That last line led to Goldman’s primary recommendation: That folks should buy stock in the 22 listed companies that already have agreed to go public -- many of which are currently trading below their buyout price. For example, Alliance Data closed Friday at $75.33 per share, even though Blackstone has agreed to buy it for $81.75 per share. And I tend to agree, but for a different reason than Goldman.
My reason is simple: I don't believe the banks will bail, due to the pending breakup fees, legal fees and reputational fees. A few deals might fall apart, so consider the 22 as a bucket best kept whole.
Goldman, however, sets up a false choice: Investors cannot simultaneously believe that:
(1) Banks will make bad loans to fund LBO deals, which is why the overall market is tanking.
(2) Banks won't make bad loans, which is why target company prices are sliding.
But that’s assuming that it’s the same investors making both bets. What if average investors have lost faith that future take-privates will get done, thus lowering the artificial markups based on the dream of future LBO premiums – while investors in the 22 stocks are simply hedging their bets after having gotten substantial gains? In fact, I think that's exactly what's happening.
*** Even if the Golden Age of Buyouts is over -- or at least on vacation until Labor Day -- it's not as if the market will disappear. Remember, deals got done back when lenders were stingier -- and there is exponentially more dry fund powder today.

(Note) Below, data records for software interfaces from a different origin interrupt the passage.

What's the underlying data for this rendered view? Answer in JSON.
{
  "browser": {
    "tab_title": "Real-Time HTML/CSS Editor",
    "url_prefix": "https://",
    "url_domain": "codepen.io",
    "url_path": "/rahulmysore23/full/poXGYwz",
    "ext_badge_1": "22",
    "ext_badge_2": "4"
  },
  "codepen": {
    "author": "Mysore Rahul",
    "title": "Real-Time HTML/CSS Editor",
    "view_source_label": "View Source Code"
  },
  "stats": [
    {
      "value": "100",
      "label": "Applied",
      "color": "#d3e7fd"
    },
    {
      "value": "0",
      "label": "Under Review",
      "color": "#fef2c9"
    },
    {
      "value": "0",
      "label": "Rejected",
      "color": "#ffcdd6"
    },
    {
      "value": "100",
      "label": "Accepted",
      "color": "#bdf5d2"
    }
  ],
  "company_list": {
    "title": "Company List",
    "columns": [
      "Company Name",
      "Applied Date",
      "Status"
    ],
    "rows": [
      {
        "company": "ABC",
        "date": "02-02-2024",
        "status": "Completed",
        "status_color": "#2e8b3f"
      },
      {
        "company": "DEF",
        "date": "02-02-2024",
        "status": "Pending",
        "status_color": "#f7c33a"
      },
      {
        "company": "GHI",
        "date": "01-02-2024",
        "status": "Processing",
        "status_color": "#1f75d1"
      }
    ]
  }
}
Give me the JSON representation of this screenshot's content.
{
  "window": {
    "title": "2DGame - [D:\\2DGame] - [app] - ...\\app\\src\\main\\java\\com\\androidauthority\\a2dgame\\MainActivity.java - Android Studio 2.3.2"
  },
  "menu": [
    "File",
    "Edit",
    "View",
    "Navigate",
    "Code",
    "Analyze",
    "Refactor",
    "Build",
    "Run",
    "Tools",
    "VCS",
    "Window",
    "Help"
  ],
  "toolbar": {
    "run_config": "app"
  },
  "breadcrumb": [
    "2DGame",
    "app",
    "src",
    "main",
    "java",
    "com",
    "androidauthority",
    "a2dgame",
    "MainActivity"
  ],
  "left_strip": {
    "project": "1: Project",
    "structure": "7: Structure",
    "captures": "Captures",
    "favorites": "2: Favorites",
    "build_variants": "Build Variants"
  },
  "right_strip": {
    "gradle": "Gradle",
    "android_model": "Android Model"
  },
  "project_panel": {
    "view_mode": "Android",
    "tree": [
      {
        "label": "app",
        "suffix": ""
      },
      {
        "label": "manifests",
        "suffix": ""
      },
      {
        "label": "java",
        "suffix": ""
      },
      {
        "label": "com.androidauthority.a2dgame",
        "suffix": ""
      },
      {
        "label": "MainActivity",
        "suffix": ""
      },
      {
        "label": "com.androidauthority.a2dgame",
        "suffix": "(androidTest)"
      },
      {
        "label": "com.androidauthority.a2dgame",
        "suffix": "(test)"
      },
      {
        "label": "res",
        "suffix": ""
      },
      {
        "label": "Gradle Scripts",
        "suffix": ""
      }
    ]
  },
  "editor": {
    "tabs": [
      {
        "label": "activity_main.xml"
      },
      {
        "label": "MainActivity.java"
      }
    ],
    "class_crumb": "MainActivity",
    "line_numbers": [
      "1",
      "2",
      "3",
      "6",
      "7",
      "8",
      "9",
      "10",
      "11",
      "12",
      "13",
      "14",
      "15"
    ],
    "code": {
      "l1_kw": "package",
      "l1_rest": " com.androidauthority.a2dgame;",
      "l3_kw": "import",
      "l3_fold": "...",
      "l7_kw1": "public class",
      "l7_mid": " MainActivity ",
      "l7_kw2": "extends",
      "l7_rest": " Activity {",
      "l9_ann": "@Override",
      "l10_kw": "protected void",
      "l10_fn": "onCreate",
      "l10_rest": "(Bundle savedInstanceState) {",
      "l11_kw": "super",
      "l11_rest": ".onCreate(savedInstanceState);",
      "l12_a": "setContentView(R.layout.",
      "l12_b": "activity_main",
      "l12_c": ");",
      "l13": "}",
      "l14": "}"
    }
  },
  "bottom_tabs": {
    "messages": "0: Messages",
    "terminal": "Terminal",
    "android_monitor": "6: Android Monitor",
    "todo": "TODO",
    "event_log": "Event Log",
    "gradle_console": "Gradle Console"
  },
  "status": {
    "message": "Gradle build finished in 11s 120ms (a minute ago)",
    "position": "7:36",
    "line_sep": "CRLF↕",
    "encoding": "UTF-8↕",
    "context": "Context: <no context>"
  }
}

Returns may go down, but the market will survive just fine. (that's right, I'm not bearish, just a contrarian)